For the 3rd time work is going to be continued on the Xlendi Bay Wrecks, Marsalforn, and other parts of Gozo...But the greatest achievement of the branch so far was a passage from the Gozitan Historian De Soldanis which was the means of finding the Xlendi Bay Roman Wrecks.
29 May 2005 - The Xlendi Bay Wrecks: A Reappraisal - Public lecture by Elaine Azzopardi, as part of the half-day seminar - Underwater Archaeology in Malta. Organised by The Friends of the Malta Maritime Museum , at the St Angelo Hall , Malta Maritime Museum, Vittoriosa.
Malta Sub Aqua Diving Club Forum - see postings under Wreck Diving Malta - Mar 2005 - excerpts:
Most of the intact pieces that were once at the base of Xlendi reef have been retrieved & most are in the Archaeology Museum in Rabat Gozo.
NO ONE CAN DIVE A ROMAN WRECK it is also on the instructors c-card and in the local regulations. The following are a few areas that divers are not allowed: Xlendi
Mate if you need the list let me know. MTA started issuing Fine if you are caught diving in these areas at least this is what I heard so far.
The Maritime History and Archaeology of Malta Trade, Piracy, and Naval Warfare in the Central Mediterranean: - A Dissertation by Ayse Devrim Atauz, Texas A&M University May 2004 See thesis by Ayse Devrim Atauz The Amphora Scatter Off the Entrance to Xlendi Bay, Gozo: The entrance to the Xlendi Bay is obstructed by two shallow reefs and a very uneven coastal wind pattern that makes both anchorage and sailing difficult in this area. For this reason, ships abandoned anchors and jettisoned cargo to avoid wrecking. It seems that the amphoras and anchors around the reefs were all recovered by amateur divers in the 1960s. Some of these amphoras were brought to the archaeological museum in Gozo by divers from the British Navy who recovered this material from 20 meters of depth at the mouth of the Xlendi Bay. Interviews with the diving schools in Gozo suggest that further material was collected by divers in the last decades to clear all the remains in the areas up to a depth of 70 meters.
Scuba Diving as Mediterranean Culture Preservation and Presentation of Gozo's Maritime Heritage by Sara Rich Department of Art History University of Wisconsin-Milwaukee September 2006. Not all shipwrecks are available to divers, despite their tantalizing proximity to Gozo's coast. Three Roman shipwrecks were found in Xlendi Bay, 50 m deep. This is outside the safe diving range for recreational diving. The portions of the wrecks that were accessible to recreational diving in the bay were excavated by archaeologists to deter pilfering.
References about St.Paul's Shipwreck
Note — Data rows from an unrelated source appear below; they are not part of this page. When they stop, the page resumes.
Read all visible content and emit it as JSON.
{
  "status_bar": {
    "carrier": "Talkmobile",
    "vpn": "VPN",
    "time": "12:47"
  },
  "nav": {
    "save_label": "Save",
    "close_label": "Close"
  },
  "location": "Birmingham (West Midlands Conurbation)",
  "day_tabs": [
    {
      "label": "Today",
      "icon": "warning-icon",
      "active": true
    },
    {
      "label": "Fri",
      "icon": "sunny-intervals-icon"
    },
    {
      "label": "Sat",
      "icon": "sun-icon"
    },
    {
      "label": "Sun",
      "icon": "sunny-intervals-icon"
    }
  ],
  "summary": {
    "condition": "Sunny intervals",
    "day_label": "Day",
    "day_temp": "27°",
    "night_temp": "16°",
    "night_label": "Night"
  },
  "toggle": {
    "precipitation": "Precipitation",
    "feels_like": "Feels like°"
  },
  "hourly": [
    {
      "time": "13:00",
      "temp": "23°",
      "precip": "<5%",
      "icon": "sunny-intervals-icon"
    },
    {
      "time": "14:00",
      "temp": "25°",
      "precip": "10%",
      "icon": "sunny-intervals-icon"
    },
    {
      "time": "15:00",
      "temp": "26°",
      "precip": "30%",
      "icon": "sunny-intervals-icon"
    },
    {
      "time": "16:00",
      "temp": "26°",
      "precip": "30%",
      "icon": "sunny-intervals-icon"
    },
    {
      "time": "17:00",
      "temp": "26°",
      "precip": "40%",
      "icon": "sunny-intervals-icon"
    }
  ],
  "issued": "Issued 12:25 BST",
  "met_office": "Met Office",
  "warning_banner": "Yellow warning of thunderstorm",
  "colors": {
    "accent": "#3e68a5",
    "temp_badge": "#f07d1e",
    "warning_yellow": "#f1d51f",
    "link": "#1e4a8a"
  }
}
Does The Lost Shipwreck of Paul Hold Water? by Gordon Franz MA: An in-depth, archaeological look at all the Maltese artifacts and Biblical accounts that are inconsistent with Robert Cornuke's claims about the site of the wreck in his book The Lost Shipwreck of Paul (2003)
Have the Anchors from the Apostle Paul's Shipwreck Been Discovered on Malta? By Gordon Franz with a critical response by James Mulholland a resident of Malta, a member of the Pauline Association and one who has researched the shipwreck of Paul for the last fifteen years. As a life-long member of the Maltese community and an investigative researcher at numerous locations, I've driven, hiked, boated, at nearly every location on this 17 by 9 1/2 mile island.
MAYA-GAIA INTRODUCTION and SITE MAP